- Exercise aim
Retype all of the records shown beneath this task, exactly as they stand.

Data records for software interfaces
────────
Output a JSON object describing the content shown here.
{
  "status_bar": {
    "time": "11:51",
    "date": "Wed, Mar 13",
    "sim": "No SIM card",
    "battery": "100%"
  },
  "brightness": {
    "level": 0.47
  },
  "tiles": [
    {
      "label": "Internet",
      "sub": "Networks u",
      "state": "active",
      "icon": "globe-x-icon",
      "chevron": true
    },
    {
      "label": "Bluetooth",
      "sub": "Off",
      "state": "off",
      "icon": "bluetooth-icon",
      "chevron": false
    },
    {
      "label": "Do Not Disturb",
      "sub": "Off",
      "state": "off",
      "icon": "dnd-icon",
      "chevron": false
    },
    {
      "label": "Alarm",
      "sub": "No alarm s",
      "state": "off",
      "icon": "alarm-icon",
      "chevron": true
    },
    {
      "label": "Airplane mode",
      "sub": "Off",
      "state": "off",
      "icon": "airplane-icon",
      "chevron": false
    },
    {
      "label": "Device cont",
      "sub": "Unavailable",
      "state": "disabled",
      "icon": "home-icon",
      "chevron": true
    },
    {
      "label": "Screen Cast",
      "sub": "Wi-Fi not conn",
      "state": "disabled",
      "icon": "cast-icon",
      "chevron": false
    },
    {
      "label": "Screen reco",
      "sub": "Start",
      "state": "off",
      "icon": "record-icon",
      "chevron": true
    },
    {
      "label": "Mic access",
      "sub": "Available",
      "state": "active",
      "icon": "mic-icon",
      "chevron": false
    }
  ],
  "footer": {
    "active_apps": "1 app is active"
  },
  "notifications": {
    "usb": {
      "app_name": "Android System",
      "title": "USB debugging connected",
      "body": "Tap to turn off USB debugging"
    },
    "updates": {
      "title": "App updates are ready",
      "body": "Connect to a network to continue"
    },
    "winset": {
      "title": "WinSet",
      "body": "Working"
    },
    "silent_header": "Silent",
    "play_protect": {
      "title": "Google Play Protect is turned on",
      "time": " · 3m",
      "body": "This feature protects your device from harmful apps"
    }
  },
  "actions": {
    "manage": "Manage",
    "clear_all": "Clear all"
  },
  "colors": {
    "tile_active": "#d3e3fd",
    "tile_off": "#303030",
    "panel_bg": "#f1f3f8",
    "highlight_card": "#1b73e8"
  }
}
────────
- Task result
Output a JSON object describing the content shown here.
{
  "status_bar": {
    "time": "11:51",
    "date": "Wed, Mar 13",
    "sim": "No SIM card",
    "battery": "100%"
  },
  "brightness": {
    "level": 0.47
  },
  "tiles": [
    {
      "label": "Internet",
      "sub": "Networks u",
      "state": "active",
      "icon": "globe-x-icon",
      "chevron": true
    },
    {
      "label": "Bluetooth",
      "sub": "Off",
      "state": "off",
      "icon": "bluetooth-icon",
      "chevron": false
    },
    {
      "label": "Do Not Disturb",
      "sub": "Off",
      "state": "off",
      "icon": "dnd-icon",
      "chevron": false
    },
    {
      "label": "Alarm",
      "sub": "No alarm s",
      "state": "off",
      "icon": "alarm-icon",
      "chevron": true
    },
    {
      "label": "Airplane mode",
      "sub": "Off",
      "state": "off",
      "icon": "airplane-icon",
      "chevron": false
    },
    {
      "label": "Device cont",
      "sub": "Unavailable",
      "state": "disabled",
      "icon": "home-icon",
      "chevron": true
    },
    {
      "label": "Screen Cast",
      "sub": "Wi-Fi not conn",
      "state": "disabled",
      "icon": "cast-icon",
      "chevron": false
    },
    {
      "label": "Screen reco",
      "sub": "Start",
      "state": "off",
      "icon": "record-icon",
      "chevron": true
    },
    {
      "label": "Mic access",
      "sub": "Available",
      "state": "active",
      "icon": "mic-icon",
      "chevron": false
    }
  ],
  "footer": {
    "active_apps": "1 app is active"
  },
  "notifications": {
    "usb": {
      "app_name": "Android System",
      "title": "USB debugging connected",
      "body": "Tap to turn off USB debugging"
    },
    "updates": {
      "title": "App updates are ready",
      "body": "Connect to a network to continue"
    },
    "winset": {
      "title": "WinSet",
      "body": "Working"
    },
    "silent_header": "Silent",
    "play_protect": {
      "title": "Google Play Protect is turned on",
      "time": " · 3m",
      "body": "This feature protects your device from harmful apps"
    }
  },
  "actions": {
    "manage": "Manage",
    "clear_all": "Clear all"
  },
  "colors": {
    "tile_active": "#d3e3fd",
    "tile_off": "#303030",
    "panel_bg": "#f1f3f8",
    "highlight_card": "#1b73e8"
  }
}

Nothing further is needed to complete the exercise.